In the evening, we said goodbye to some of the students who flew to Prague with our assistant director, Shay-El, and the lovely madricha Tali. We hope they have an amazing time and come back with great memories to cherish.
On Wednesday night, we had the privilege to hear from one of the founders of the organization BKind.
BKind is a social enterprise that uses technology, education and unique tools to increase positive actions and interactions between people. They work with organizations, schools, campuses and families from around the world that want to increase kindness in their communities.
Each student received a BKind Card, which helps increase kindness in the world. They get passed from one person to another each time an act of kindness takes place. People pass them on as a token of gratitude or with an act of kindness they performed. After passing the card on, the student can keep track of where it goes and which good deed the people that passed it forward did.

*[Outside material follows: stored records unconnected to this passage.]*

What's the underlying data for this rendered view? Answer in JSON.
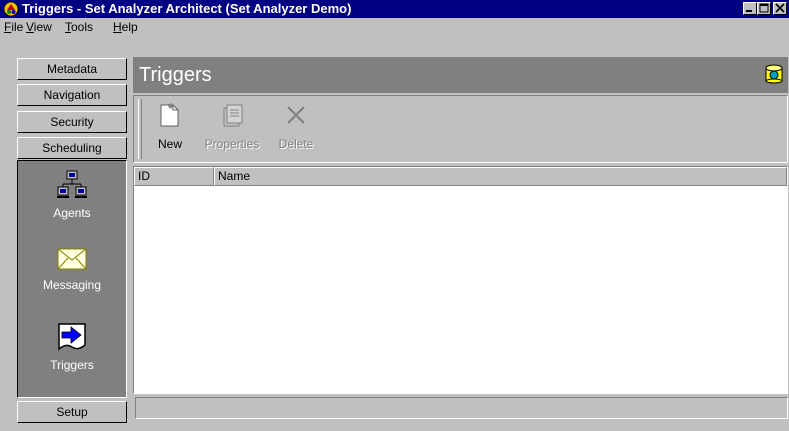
{
  "window": {
    "title": "Triggers - Set Analyzer Architect (Set Analyzer Demo)",
    "icon": "app-icon"
  },
  "menu": [
    {
      "underline": "F",
      "rest": "ile"
    },
    {
      "underline": "V",
      "rest": "iew"
    },
    {
      "underline": "T",
      "rest": "ools"
    },
    {
      "underline": "H",
      "rest": "elp"
    }
  ],
  "nav": {
    "buttons": [
      "Metadata",
      "Navigation",
      "Security",
      "Scheduling"
    ],
    "panel_items": [
      {
        "label": "Agents",
        "icon": "agents-icon"
      },
      {
        "label": "Messaging",
        "icon": "envelope-icon"
      },
      {
        "label": "Triggers",
        "icon": "triggers-icon"
      }
    ],
    "bottom_button": "Setup"
  },
  "header": {
    "title": "Triggers",
    "icon": "database-icon"
  },
  "toolbar": {
    "new_label": "New",
    "properties_label": "Properties",
    "delete_label": "Delete"
  },
  "list": {
    "columns": [
      "ID",
      "Name"
    ],
    "rows": []
  },
  "colors": {
    "titlebar": "#000080",
    "face": "#c0c0c0",
    "panel": "#808080"
  }
}
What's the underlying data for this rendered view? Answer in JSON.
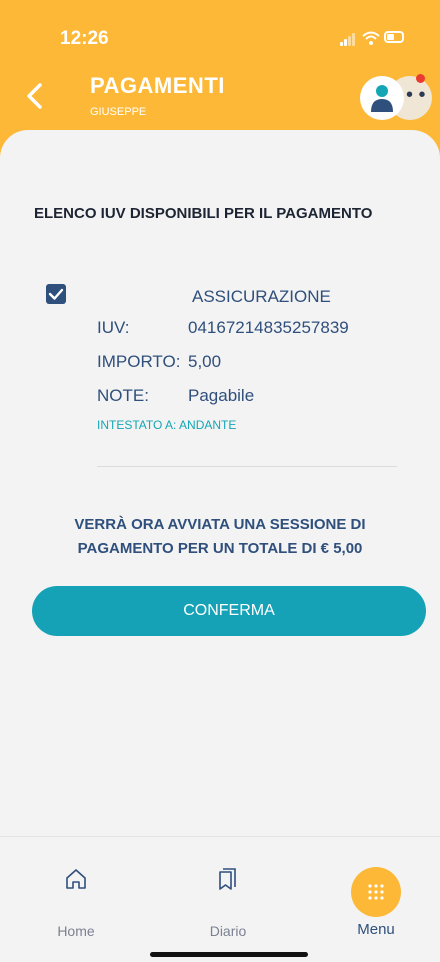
{
  "status_bar": {
    "time": "12:26"
  },
  "header": {
    "title": "PAGAMENTI",
    "subtitle": "GIUSEPPE"
  },
  "main": {
    "section_title": "ELENCO IUV DISPONIBILI PER IL PAGAMENTO",
    "item": {
      "checked": true,
      "type": "ASSICURAZIONE",
      "iuv_label": "IUV:",
      "iuv_value": "04167214835257839",
      "importo_label": "IMPORTO:",
      "importo_value": "5,00",
      "note_label": "NOTE:",
      "note_value": "Pagabile",
      "intestato": "INTESTATO A: ANDANTE"
    },
    "summary_line1": "VERRÀ ORA AVVIATA UNA SESSIONE DI",
    "summary_line2": "PAGAMENTO PER UN TOTALE DI € 5,00",
    "confirm_label": "CONFERMA"
  },
  "tabbar": {
    "items": [
      {
        "label": "Home",
        "icon": "home-icon"
      },
      {
        "label": "Diario",
        "icon": "diary-icon"
      },
      {
        "label": "Menu",
        "icon": "menu-grid-icon"
      }
    ]
  },
  "colors": {
    "accent": "#fcb836",
    "primary": "#2f4f7c",
    "teal": "#16a2b6"
  }
}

Thursday was another day of classes and volunteering. In classes, some of the students are already beginning to take their midterms and we wish them the best of luck! In addition, tonight we have a painting class organized by Daniel, one of our counselors, after the students requested it!
Internship on the spot – Jonathan Nulman
My internship at Duco has been very interesting so far. I am in charge of communicating with potential business partners in Costa Rica because of my fluent Spanish. Because of this, my next project will involve market research in Spain and Latin America. I am currently working on a project in conjunction with the Israeli Ministry of Transportation; my role is to find and report on interesting and innovative startups in the public and private transportation sectors. It has been really cool so far to see that my work has a real impact on my company and on its future activities.
Next week we will continue learning about the different cultures within Israel and how they make up our pluralistic society. We will go on a tour of “Kiryat Ata”, a village where the Ethiopian community lives, and learn about their culture and challenges.
One more thing:
Our recruiting team will be spending the next month in the USA, recruiting for next year, so if you have any friends/family with 12th graders who might be interested in meeting them, please have them contact us at [email protected].
They will be visiting New York, New Jersey, Boston, Philadelphia, DC, Southern Florida, Atlanta, Los Angeles, Bay Area, Chicago, Dallas, Cleveland and Detroit.
The Madrich on call for this weekend is Daniel.
Thank you and Shabbat Shalom,